No Israeli government, no matter how dovish could afford to agree up front to the dismantling of all of the Jewish settlements in the West Bank, and the ceding of the Old City of Jerusalem to Palestinian control. There has been a general consensus among foreign policy and strategic leaders in both major American parties that a two-state solution must involve border changes, exchanges of lands between Israel and the Palestinians and a new geographic configuration which would not leave Israel vulnerable to a coordinated attack by its Arab neighbors. A new State of Palestine would presumably leave Gaza under the control of Hamas, the terrorist group that remains adamantly committed to Israel’s outright destruction. For the 19 years that the “moderate” regime in Jordan illegally occupied the Old City of Jerusalem (it was to be an international trusteeship under the U.N. in the 1947 Partition Plan), the ancient Jewish Quarter was razed to the ground, Medieval synagogues built by Maimonides and Nahmanides were leveled to the ground and Jews were blocked from visiting the Old City and the Western Wall of the Second Temple, the holiest site in Judaism. After Israel liberated the Old City of Jerusalem, it wisely permitted the various religions to maintain control of their respective holy sites. All of that would be abrogated in the scheme proposed by the Palestinian Authority.

A two-state solution has been proposed repeatedly as the way of achieving peace since the 1917 Balfour Declaration.

If the international community wants to recognize an independent Palestine now, that would be fine, as long as its borders, like those between Israel and Syria or Israel and Lebanon, are deferred until a negotiated settlement.
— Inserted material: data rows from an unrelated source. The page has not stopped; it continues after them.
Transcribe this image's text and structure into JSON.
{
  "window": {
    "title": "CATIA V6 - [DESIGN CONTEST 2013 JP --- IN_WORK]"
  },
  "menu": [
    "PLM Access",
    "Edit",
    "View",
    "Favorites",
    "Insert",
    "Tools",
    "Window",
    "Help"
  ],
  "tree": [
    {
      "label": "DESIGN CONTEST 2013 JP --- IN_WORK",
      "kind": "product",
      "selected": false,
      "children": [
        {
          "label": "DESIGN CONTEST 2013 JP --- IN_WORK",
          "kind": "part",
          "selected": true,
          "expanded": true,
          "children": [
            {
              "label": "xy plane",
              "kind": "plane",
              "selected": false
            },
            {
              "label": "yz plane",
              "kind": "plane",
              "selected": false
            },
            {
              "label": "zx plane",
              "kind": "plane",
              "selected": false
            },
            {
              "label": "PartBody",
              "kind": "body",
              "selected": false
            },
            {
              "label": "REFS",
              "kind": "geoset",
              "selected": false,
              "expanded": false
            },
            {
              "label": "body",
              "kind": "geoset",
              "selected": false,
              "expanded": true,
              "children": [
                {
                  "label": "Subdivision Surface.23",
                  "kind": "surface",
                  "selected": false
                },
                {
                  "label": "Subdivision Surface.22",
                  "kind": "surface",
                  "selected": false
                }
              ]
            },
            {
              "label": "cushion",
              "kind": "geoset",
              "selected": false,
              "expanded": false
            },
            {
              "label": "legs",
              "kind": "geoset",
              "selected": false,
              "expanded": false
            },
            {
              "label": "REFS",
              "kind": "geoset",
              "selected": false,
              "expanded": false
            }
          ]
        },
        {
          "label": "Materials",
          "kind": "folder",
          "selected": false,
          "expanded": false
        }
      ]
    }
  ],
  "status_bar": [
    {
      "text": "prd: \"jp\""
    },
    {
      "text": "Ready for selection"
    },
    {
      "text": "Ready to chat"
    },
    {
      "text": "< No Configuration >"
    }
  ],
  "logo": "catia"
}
Forcing an independent State of Palestine with pre-determined borders based on May 1967 would only assure that the painstaking efforts to re-start the long-stalled peace talks fail once more.

So for Palestine: Statehood Now; Final Borders Later!

Robert A. Cohn is Editor-in-Chief Emeritus of the Jewish Light.